■ Problem statement
Print the data below again in full, exactly as it stands, with no images.

··· Information ···

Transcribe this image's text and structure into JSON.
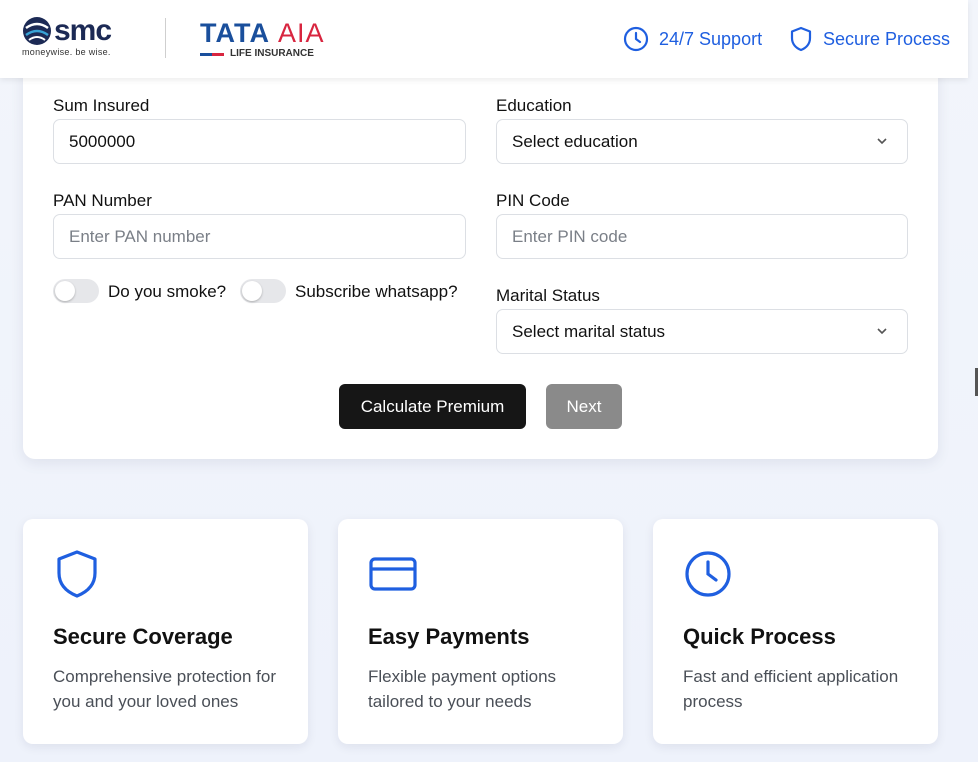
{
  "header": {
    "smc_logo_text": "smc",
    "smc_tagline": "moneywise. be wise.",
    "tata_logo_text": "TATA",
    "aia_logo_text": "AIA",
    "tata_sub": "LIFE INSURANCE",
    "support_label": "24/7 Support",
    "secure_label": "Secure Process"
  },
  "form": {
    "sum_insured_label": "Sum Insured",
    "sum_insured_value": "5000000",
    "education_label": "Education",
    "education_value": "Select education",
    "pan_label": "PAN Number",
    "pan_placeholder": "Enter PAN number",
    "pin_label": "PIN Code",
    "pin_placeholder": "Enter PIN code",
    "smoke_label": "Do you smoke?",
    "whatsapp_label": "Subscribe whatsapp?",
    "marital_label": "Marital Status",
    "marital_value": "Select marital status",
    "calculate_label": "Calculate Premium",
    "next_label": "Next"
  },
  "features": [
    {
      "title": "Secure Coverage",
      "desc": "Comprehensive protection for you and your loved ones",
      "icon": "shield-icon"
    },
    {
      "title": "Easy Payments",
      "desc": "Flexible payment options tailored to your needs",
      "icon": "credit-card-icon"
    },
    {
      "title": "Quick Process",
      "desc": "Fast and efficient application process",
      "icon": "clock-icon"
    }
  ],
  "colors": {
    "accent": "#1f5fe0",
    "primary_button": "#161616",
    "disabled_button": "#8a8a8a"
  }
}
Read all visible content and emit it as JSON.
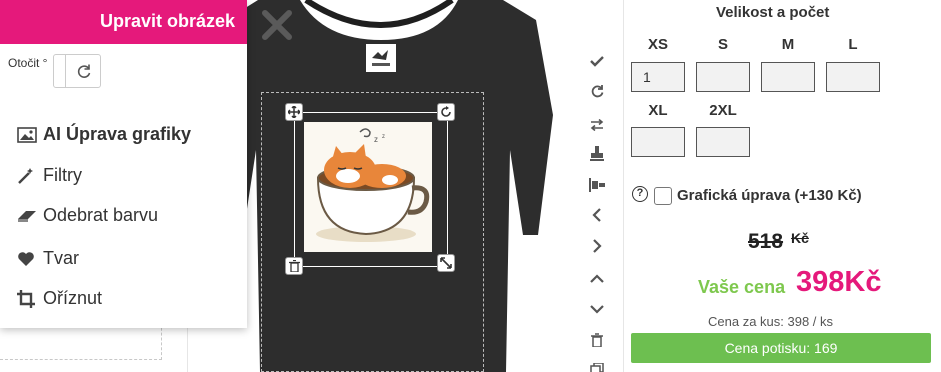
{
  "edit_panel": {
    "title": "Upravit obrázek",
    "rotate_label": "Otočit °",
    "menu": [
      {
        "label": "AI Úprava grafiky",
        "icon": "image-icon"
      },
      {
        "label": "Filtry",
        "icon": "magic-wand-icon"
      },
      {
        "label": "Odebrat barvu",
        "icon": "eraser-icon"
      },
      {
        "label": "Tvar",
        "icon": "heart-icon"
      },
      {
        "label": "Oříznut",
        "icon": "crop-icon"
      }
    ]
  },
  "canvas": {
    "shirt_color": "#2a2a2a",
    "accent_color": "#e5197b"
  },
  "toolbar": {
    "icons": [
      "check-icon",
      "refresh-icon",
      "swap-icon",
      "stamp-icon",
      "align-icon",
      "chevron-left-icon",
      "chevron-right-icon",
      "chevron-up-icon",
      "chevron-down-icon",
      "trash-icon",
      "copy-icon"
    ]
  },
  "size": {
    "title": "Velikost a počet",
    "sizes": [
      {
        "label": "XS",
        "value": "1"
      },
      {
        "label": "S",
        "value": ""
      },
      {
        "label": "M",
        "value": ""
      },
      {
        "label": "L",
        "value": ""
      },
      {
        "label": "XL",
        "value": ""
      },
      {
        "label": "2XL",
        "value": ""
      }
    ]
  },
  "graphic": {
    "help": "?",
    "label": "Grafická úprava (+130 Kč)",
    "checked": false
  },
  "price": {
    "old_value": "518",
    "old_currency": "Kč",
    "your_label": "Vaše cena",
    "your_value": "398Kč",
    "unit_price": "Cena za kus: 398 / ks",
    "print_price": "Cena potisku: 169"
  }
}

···

■ Answer space
Transcribe this image's text and structure into JSON.
{
  "header": {
    "smc_logo_text": "smc",
    "smc_tagline": "moneywise. be wise.",
    "tata_logo_text": "TATA",
    "aia_logo_text": "AIA",
    "tata_sub": "LIFE INSURANCE",
    "support_label": "24/7 Support",
    "secure_label": "Secure Process"
  },
  "form": {
    "sum_insured_label": "Sum Insured",
    "sum_insured_value": "5000000",
    "education_label": "Education",
    "education_value": "Select education",
    "pan_label": "PAN Number",
    "pan_placeholder": "Enter PAN number",
    "pin_label": "PIN Code",
    "pin_placeholder": "Enter PIN code",
    "smoke_label": "Do you smoke?",
    "whatsapp_label": "Subscribe whatsapp?",
    "marital_label": "Marital Status",
    "marital_value": "Select marital status",
    "calculate_label": "Calculate Premium",
    "next_label": "Next"
  },
  "features": [
    {
      "title": "Secure Coverage",
      "desc": "Comprehensive protection for you and your loved ones",
      "icon": "shield-icon"
    },
    {
      "title": "Easy Payments",
      "desc": "Flexible payment options tailored to your needs",
      "icon": "credit-card-icon"
    },
    {
      "title": "Quick Process",
      "desc": "Fast and efficient application process",
      "icon": "clock-icon"
    }
  ],
  "colors": {
    "accent": "#1f5fe0",
    "primary_button": "#161616",
    "disabled_button": "#8a8a8a"
  }
}
Read all visible content and emit it as JSON.
{
  "edit_panel": {
    "title": "Upravit obrázek",
    "rotate_label": "Otočit °",
    "menu": [
      {
        "label": "AI Úprava grafiky",
        "icon": "image-icon"
      },
      {
        "label": "Filtry",
        "icon": "magic-wand-icon"
      },
      {
        "label": "Odebrat barvu",
        "icon": "eraser-icon"
      },
      {
        "label": "Tvar",
        "icon": "heart-icon"
      },
      {
        "label": "Oříznut",
        "icon": "crop-icon"
      }
    ]
  },
  "canvas": {
    "shirt_color": "#2a2a2a",
    "accent_color": "#e5197b"
  },
  "toolbar": {
    "icons": [
      "check-icon",
      "refresh-icon",
      "swap-icon",
      "stamp-icon",
      "align-icon",
      "chevron-left-icon",
      "chevron-right-icon",
      "chevron-up-icon",
      "chevron-down-icon",
      "trash-icon",
      "copy-icon"
    ]
  },
  "size": {
    "title": "Velikost a počet",
    "sizes": [
      {
        "label": "XS",
        "value": "1"
      },
      {
        "label": "S",
        "value": ""
      },
      {
        "label": "M",
        "value": ""
      },
      {
        "label": "L",
        "value": ""
      },
      {
        "label": "XL",
        "value": ""
      },
      {
        "label": "2XL",
        "value": ""
      }
    ]
  },
  "graphic": {
    "help": "?",
    "label": "Grafická úprava (+130 Kč)",
    "checked": false
  },
  "price": {
    "old_value": "518",
    "old_currency": "Kč",
    "your_label": "Vaše cena",
    "your_value": "398Kč",
    "unit_price": "Cena za kus: 398 / ks",
    "print_price": "Cena potisku: 169"
  }
}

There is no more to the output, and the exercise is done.